*PROBLEM TO WORK ON*. For each line in the data below that holds "from", return a copy.

*THE DATA*.
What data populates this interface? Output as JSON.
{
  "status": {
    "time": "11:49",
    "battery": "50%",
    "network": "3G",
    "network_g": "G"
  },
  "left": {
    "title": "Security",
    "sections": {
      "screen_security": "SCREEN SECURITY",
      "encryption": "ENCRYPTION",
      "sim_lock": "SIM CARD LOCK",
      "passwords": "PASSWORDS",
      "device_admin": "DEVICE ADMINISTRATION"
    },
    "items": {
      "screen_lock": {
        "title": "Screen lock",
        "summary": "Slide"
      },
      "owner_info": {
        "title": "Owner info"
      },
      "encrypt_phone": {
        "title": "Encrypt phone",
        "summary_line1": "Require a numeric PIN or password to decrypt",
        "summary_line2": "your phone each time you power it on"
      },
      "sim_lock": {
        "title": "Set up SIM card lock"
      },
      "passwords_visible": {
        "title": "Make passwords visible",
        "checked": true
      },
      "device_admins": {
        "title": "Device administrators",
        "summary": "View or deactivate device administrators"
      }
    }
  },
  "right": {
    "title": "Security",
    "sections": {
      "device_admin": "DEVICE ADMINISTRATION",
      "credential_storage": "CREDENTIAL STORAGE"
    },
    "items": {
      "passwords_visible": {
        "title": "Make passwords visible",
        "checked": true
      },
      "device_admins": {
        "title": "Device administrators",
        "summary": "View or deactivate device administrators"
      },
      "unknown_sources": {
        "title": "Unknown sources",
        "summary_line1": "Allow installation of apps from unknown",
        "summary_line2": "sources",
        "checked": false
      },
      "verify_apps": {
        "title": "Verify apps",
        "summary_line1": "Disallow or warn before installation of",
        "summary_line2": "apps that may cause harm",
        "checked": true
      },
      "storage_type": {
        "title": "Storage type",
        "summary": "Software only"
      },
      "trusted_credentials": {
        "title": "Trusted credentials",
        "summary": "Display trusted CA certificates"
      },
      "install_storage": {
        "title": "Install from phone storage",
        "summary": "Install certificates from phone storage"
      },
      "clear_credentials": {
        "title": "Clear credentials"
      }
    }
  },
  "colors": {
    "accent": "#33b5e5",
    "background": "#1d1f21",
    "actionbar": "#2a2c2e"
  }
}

*EXERCISE RESPONSE*.
        "summary_line1": "Allow installation of apps from unknown",
        "title": "Install from phone storage",
        "summary": "Install certificates from phone storage"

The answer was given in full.